no we never will climb
this mountain of skulls
never get to the top
of this mountain of skulls
there's a man in the Rockies
in a trailer of steel
he gets drunk on red saki
he wears blue spike heels
& beneath a dozen graves
unmarked in the pines
the souls of his slaves
discourse on his crimes
and he'll never be caught
nor will justice be served
whether vengence shines hot
or cold comets swerve
and we never will climb
this mountain of skulls...
this mountain of skulls...
mexican children
melt death on their tongues
and we never will reach them
as we slip from the rungs...
no we never will climb
this mountain of skulls
never get to the top
of this mountain of skulls

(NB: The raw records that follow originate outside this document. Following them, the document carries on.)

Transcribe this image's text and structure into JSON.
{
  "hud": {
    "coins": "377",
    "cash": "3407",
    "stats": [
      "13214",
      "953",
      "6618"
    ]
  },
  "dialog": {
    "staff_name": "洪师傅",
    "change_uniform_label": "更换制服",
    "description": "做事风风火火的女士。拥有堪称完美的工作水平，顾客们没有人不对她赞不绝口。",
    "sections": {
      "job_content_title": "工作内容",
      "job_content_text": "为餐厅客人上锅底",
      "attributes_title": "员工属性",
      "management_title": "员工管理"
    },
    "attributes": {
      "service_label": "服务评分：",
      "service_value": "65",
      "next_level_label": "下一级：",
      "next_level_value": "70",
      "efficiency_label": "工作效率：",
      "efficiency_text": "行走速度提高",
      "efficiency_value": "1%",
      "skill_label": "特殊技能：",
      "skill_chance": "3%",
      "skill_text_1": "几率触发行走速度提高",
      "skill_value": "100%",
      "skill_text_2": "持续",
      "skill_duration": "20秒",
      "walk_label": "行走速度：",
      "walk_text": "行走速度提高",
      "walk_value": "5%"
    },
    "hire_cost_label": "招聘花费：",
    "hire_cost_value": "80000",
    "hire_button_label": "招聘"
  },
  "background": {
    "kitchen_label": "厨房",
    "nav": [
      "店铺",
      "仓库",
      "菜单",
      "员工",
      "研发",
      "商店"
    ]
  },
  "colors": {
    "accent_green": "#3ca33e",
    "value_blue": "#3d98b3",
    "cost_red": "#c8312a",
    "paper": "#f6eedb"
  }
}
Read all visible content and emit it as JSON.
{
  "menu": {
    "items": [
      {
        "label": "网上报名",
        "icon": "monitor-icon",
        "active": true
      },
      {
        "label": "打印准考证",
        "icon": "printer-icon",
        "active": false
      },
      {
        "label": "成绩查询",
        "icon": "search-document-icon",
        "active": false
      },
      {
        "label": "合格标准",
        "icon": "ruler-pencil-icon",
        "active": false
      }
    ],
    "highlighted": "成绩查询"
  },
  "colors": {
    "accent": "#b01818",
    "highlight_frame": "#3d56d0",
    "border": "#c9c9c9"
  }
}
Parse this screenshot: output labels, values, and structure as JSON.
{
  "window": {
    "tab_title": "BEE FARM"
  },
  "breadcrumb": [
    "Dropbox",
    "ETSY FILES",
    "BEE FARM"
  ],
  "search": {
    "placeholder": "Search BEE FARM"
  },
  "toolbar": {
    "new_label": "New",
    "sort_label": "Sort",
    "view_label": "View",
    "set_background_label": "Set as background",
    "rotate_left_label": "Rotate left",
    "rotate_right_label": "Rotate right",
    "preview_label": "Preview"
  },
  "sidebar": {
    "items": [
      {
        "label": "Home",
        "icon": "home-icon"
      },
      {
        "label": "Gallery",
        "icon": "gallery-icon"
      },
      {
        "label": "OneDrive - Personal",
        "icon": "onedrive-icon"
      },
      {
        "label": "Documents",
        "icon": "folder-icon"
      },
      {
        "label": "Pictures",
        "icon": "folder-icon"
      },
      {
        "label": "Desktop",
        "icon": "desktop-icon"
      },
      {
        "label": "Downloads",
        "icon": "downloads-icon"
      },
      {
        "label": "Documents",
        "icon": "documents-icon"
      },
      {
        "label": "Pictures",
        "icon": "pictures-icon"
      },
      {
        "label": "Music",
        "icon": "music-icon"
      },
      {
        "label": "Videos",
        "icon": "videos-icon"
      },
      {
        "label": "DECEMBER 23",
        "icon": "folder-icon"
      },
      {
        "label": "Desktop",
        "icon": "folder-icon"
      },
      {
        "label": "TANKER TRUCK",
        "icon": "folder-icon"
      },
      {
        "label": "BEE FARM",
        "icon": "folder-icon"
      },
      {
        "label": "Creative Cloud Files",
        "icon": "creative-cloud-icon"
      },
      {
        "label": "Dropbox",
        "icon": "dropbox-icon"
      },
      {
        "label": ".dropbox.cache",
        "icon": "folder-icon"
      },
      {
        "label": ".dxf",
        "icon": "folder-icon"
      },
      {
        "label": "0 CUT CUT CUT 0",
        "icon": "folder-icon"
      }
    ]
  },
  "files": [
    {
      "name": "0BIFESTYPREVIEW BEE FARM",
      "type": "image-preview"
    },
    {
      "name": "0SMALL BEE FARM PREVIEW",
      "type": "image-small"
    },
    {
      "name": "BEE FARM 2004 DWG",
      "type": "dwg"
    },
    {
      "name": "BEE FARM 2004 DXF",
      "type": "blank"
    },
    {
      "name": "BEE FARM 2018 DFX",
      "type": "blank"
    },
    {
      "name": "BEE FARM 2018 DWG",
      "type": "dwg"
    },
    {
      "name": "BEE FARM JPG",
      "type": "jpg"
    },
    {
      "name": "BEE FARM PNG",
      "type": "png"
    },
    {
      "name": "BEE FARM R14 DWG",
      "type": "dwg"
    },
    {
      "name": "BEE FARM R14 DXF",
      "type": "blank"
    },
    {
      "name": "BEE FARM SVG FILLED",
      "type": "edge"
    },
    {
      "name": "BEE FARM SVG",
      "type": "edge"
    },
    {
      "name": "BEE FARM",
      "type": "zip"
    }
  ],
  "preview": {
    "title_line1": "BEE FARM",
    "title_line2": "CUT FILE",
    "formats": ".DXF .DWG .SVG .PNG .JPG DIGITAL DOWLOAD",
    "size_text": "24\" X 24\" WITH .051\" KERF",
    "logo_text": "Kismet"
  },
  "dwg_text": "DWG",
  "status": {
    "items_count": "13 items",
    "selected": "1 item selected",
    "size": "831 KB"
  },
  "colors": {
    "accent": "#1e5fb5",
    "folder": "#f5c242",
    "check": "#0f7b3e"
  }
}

See You In Black (on YouTube)

I'd like to see you in black
It makes me feel like your husband's dead
I'd like to see you in black
We could make him suffer instead
I'd Like to see you in black
Love to see you in black.

You can't lie to me, Ann
You can't pretend he isn't beating you up
I saw the marks of his hands
I saw your blood on your coffee cup
I'd like to see you in black
Love to see you in black.

The wind plucks at your black lace gown
You're standing calmly beside his grave
I see you there in black
Gently smiling and oh so brave
Love to see you in black.

We'll run away to Greece
We'll walk in the ruins of the Parthenon
We'll drink ouzo in our coffee
Watch the dust billow till the light is gone
Like to see you in black
Love to see you in black
I'd love to see you in black

You're the Reason (on BandCamp

The world is like a thresher
Separating chaff from the wheat
A movie about slashers
A New York apartment without heat
The world is LA traffic; the world's a Chicago train
You never will outlast it; the world takes your name in vain
You're the only reason
To put up with this scene
Yo' the stroke of color, turns grey back into green
Yo' the vindication for the human world...
The world's a casting director; the world in my face
My set is not erector
And we're soon gone without a trace
The world's a veg-o-matic
Slicin'-dicin' all our plans
The world is automatic
Its software is pure chance
You're the only reason to put up with this world
It's all on you my girl
The world's a sink disposal
Any second they will flip the switch
The world is too emotional
The world keeps losing all its pitch
You're the only reason
To put up with this world...

Lyrics © 1996 John Shirley. All rights reserved.